Newspapers Raise Millions For Charities at Christmas

Local and national newspaper readers across the UK supported and raised millions for charitable causes over the Christmas period.

Guardian and Observer readers showed their solidarity with the Windrush generation by donating £920,000. The money raised will go towards five charities that helped bring the Windrush scandal to light, and will aid the fight for justice for those who were impacted by the “hostile environment” policy.

The Medway Foodbank was full at Christmas thanks to the Medway Messenger’s readers generosity. The foodbank, a vital lifeline for more than 5,500 people in Medway, was inundated with supplies followign an appeal by the paper.

The Daily Mail’s Christmas campaign with the charity Helpforce saw more than 32,500 pledge to become NHS volunteers. Some 1.84 million hours of unpaid work has been committed to comfort patients and ease pressure on the health service. Prime Minister Theresa May hailed the campaign as an “overwhelming success” and described the response as “really heartening.”

Midland News Association titles also recorded record responses to their appeals with the Express and Star’s Feed a Family campaign prompting readers to donate 16,000 food items and toiletries for the campaign.   

Nearly 1,400 toys and gifts were given to children with serious medical conditions across Shropshire thanks to a joint initiative run by the Shropshire Star and Storage King.
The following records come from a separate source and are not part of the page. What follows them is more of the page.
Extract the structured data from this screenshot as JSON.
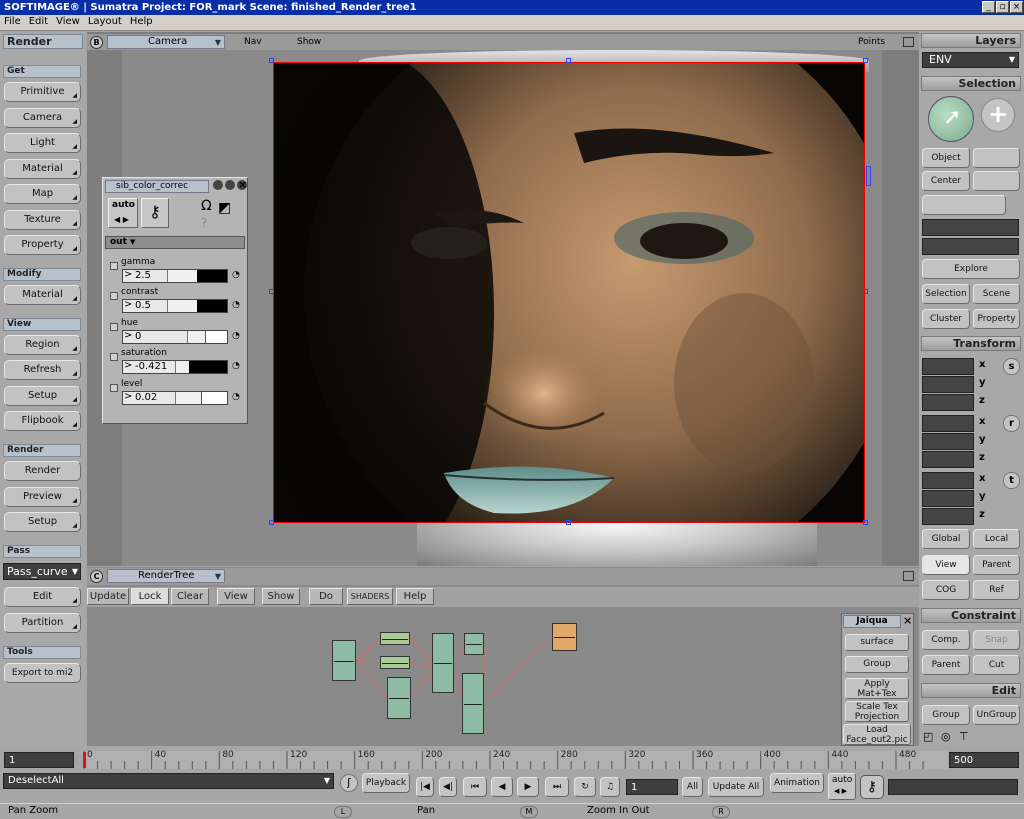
{
  "window": {
    "title": "SOFTIMAGE® | Sumatra Project: FOR_mark     Scene: finished_Render_tree1",
    "controls": [
      "_",
      "▫",
      "×"
    ]
  },
  "menu": [
    "File",
    "Edit",
    "View",
    "Layout",
    "Help"
  ],
  "left_panel": {
    "title": "Render",
    "sections": [
      {
        "label": "Get",
        "buttons": [
          "Primitive",
          "Camera",
          "Light",
          "Material",
          "Map",
          "Texture",
          "Property"
        ]
      },
      {
        "label": "Modify",
        "buttons": [
          "Material"
        ]
      },
      {
        "label": "View",
        "buttons": [
          "Region",
          "Refresh",
          "Setup",
          "Flipbook"
        ]
      },
      {
        "label": "Render",
        "buttons": [
          "Render",
          "Preview",
          "Setup"
        ]
      },
      {
        "label": "Pass",
        "pass_value": "Pass_curve",
        "buttons": [
          "Edit",
          "Partition"
        ]
      },
      {
        "label": "Tools",
        "buttons": [
          "Export to mi2"
        ]
      }
    ]
  },
  "viewport": {
    "badge": "B",
    "camera_label": "Camera",
    "menu": [
      "Nav",
      "Show"
    ],
    "right_label": "Points"
  },
  "prop_editor": {
    "title": "sib_color_correc",
    "auto_label": "auto",
    "out_label": "out",
    "params": [
      {
        "label": "gamma",
        "value": "2.5"
      },
      {
        "label": "contrast",
        "value": "0.5"
      },
      {
        "label": "hue",
        "value": "0"
      },
      {
        "label": "saturation",
        "value": "-0.421"
      },
      {
        "label": "level",
        "value": "0.02"
      }
    ]
  },
  "right_panel": {
    "layers_title": "Layers",
    "layer_value": "ENV",
    "selection_title": "Selection",
    "selection_buttons": [
      "Object",
      "Center"
    ],
    "explore_label": "Explore",
    "filter_buttons": [
      "Selection",
      "Scene",
      "Cluster",
      "Property"
    ],
    "transform_title": "Transform",
    "axes": [
      "x",
      "y",
      "z"
    ],
    "transform_groups": [
      "s",
      "r",
      "t"
    ],
    "ref_buttons": [
      "Global",
      "Local",
      "View",
      "Parent",
      "COG",
      "Ref"
    ],
    "constraint_title": "Constraint",
    "constraint_buttons": [
      "Comp.",
      "Snap",
      "Parent",
      "Cut"
    ],
    "edit_title": "Edit",
    "edit_buttons": [
      "Group",
      "UnGroup"
    ]
  },
  "render_tree": {
    "badge": "C",
    "title": "RenderTree",
    "toolbar": [
      "Update",
      "Lock",
      "Clear",
      "View",
      "Show",
      "Do",
      "SHADERS",
      "Help"
    ],
    "jaiqua": {
      "title": "Jaiqua",
      "buttons": [
        "surface",
        "Group",
        "Apply Mat+Tex",
        "Scale Tex Projection",
        "Load Face_out2.pic"
      ]
    }
  },
  "timeline": {
    "start": "1",
    "end": "500",
    "ticks": [
      "0",
      "40",
      "80",
      "120",
      "160",
      "200",
      "240",
      "280",
      "320",
      "360",
      "400",
      "440",
      "480"
    ]
  },
  "playbar": {
    "command": "DeselectAll",
    "playback_label": "Playback",
    "frame_value": "1",
    "all_label": "All",
    "update_all_label": "Update All",
    "animation_label": "Animation",
    "auto_label": "auto"
  },
  "status": {
    "left": "Pan Zoom",
    "mid": "Pan",
    "right": "Zoom In Out",
    "mouse": [
      "L",
      "M",
      "R"
    ]
  }
}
This was a record year for the appeal which saw donations shared between local organisations.

Newquest’s parent company, Gannett, made available nearly £300,000 worth of grants to 50 causes across the country. Organisations that the recieved funds included Samaritans of Chelmsford & Mid-Essex Branch, Oxfordshire Dyslexic Association, Chest Heart and Stroke Scotland and Poole Waste Not Want Not.

News UK titles raised a total of more than £1.3 million for good causes over the festive period. The Times raised £828,840 after championing four charities working on pressing humanitarian and environmental issues in the UK and overseas.  

The Sunday Times raised £384,700 after partnering with homelessness charity Crisis to give more people in trouble some Christmas cheer and long-term help in the ‘Homeless in Britain’ appeal, while The Sun raised £105,000 for Bliss, a charity dedicated to babies born premature and sick, with its Light Up Christmas campaign.

The Sun on Sunday pledged its support to charity Children with Cancer while Unruly’s pledge of media to the One to One campaign fuelled the donation 100,000 meals for infants to the British Red Cross. 

One million pounds has been raised to help severely ill and premature babies at Wales’ largest hospital.The Noah’s Ark Charity launched its Tiny Lives Appeal two years ago to further support newborns in the neonatal intensive care unit at the University Hospital of Wales. With the support of the South Wales Echo, Western Mail and WalesOnline, the charity’s aim was to raise £125,000 by Christmas to help them reach the £1m mark.

Children suffering terminal, life-limiting, and chronic illnesses were presented with gifts over the festive period thanks to the Daily Echo’s Appeal in partnership with Amelia’s Rainbow Christmas Toy Appeal. The charity, set up in memory of eight-year-old Amelia Grace Cooper, delivered more than 150 sacks of toys to children and their siblings across Dorset.

The Evening Standard’s ongoing Aids Free campaign has already raised more than £1 million for the Elton John AIDS Foundation, which supports programmes to provide tests for HIV — making sure those who need help can get access to treatment in six key cities around the world. The campaign has received support from Michelle Obama, Ed Sheeran, Take That and James Corden.

Birmingham Live smashed its target twice over for food donations. The Paper aimed to collect 100 tonnes of food as part of the ‘BrumFeeds’ foodbank donation campaign, which it launched in May. However, more than 220 tonnes of food was donated and will be distributed across Birmingham’s 10 foodbanks.

The Telegraph’s charity appeal for mental health charities raised over £85,000 with the paper’s editors, columnists, cartoonists and journalists taking to the phones to drive donations. Boris Johnson, Allison Pearson, and Bryony Gordon who has written about her own struggle with OCD, helped drive donations for Changing Faces, Young Minds and The Fire Fighters Charity. 

The Mirror raised £35,000 for their foodbank appeal with The Trussell Trust – the country’s largest provider of foodbanks. Volunteers at the Trussell Trust expect to dish out 1.5 million meals this Christmas – 100,000 more than last year.